The Software was programed to raise the rear stabilzer by 2.5degrees on receipt of a certain AOA value, and it done just that. Why is everyone saying it didn’t work?
It was fed erroneous data by the faulty AOA sensor, no fault of the software.


That’s a good way to look at it!


Reminds me of “The operation was a success, but the patient died.”

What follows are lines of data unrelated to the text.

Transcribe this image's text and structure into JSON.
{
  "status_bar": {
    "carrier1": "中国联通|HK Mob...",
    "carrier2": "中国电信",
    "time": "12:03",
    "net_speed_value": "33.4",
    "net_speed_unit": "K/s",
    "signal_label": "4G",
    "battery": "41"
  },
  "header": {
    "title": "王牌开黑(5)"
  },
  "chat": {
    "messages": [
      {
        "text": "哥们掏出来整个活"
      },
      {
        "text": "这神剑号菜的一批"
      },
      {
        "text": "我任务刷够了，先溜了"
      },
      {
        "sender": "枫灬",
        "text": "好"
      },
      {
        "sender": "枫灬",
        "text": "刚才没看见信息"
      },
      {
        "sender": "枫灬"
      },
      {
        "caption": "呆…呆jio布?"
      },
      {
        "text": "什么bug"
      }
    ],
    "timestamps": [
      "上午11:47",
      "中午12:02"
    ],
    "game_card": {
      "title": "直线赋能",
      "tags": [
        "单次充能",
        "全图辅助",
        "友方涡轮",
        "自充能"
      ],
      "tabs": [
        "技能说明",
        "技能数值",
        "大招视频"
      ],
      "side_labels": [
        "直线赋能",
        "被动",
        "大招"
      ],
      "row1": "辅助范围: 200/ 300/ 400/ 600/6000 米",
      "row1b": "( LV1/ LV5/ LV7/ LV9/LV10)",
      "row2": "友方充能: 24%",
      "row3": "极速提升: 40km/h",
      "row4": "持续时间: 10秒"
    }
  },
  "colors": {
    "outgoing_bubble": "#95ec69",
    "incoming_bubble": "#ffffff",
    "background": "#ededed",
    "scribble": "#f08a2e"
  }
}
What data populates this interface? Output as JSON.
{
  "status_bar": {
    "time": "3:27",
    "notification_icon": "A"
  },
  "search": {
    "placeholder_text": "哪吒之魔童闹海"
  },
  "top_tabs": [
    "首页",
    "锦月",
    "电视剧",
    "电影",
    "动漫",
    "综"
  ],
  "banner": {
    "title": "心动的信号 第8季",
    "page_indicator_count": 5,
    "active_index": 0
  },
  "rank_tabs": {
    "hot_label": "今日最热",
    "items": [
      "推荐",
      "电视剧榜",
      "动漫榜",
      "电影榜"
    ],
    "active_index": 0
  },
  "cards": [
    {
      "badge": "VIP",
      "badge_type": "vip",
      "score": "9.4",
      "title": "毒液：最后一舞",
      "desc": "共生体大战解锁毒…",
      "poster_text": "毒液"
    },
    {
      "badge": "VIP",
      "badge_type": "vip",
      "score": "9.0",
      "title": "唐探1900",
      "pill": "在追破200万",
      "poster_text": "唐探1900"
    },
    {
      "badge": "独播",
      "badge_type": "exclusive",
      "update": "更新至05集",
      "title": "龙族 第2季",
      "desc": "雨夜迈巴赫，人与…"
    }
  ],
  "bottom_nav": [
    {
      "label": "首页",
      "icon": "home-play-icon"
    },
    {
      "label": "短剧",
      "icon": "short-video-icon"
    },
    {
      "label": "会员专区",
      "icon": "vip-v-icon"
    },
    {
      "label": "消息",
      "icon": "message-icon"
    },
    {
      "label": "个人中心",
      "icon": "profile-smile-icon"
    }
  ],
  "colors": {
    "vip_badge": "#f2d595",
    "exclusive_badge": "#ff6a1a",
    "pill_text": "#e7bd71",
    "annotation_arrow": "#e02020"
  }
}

Sure, the software did what it was designed to do. The point is that the design was hopelessly flawed. Where to start? A safety critical system has no redundancy and even the warning light is an optional extra? And when it fails it can carry on moving the elevator until aerodynamic forces overpower the flight crew. Who are trained to deal with runaway trim but this is a situation which is harder to recognise since it is intermittent and they don’t even know the system exists? It is worrying if software has not been built right and that testing failed… Read more »

MK Mnguni

As much as I want to agree with you, such a critical component of safe flight as the stabilizer surely should have a redunt setup, not depending on one source of data (AoA)

Old Stick

I doubt that the MCAS and the AoA sensors is the whole problem. Boeing is only releasing the information to FAA and other regulators that they are required to provide. But how does FAA know what questions to ask? Why did the AoA sensors provide erroneous data to the MCAS? That issue has never been publicly addressed. Does even Boeing know the answer? Prior to the Lion air crash after repeated problems reported by pilots, a supposedly defective AoA sensor was replaced just a day or two before the fatal crash. Despite the new AoA probe, the crash still occurred!


Boeing’s decision to install larger engines on an existing wing design has caused aerodynamic instability which, instead of redesigning the wings (which should have happened) they didn’t want to go through re certification. They created a program to counter the aerodynamic design floor. Creating programs to overcome mechanical design faults should NEVER receive legal certification. Once again, big business cheaping out to push a product onto the market without doing the job correctly has caused loss of life & they should be taught a final lesson.
Remove the wings & upgrade them or leave the aircraft grounded indefinitely.


…and in that vein, India today announced that they will not accept FAA certification and will do their own certifying process.



India Will Join Europe In Making Own Validation Of Boeing 737 MAX
Alice Genes
September 14, 2019
India is the latest country to join Europe in making its own validation of Boeing 737 MAX. The…


And what if there’s another incident with the MAX after it is cleared by all the world’s regulators? Will Boeing argue that the world regulators knew exactly what they were allowing back into the skies and are therefore also partly responsible? Why should world regulators take on whatever accountability for a product which is essentially outdated with makeshift design fixes? It’s not exactly as if the MAX is passing scrutiny with ease and with flying colours at this point. If a regulator clears the 737 MAX to fly, the plane is cleared warts and all. This is a big favour… Read more »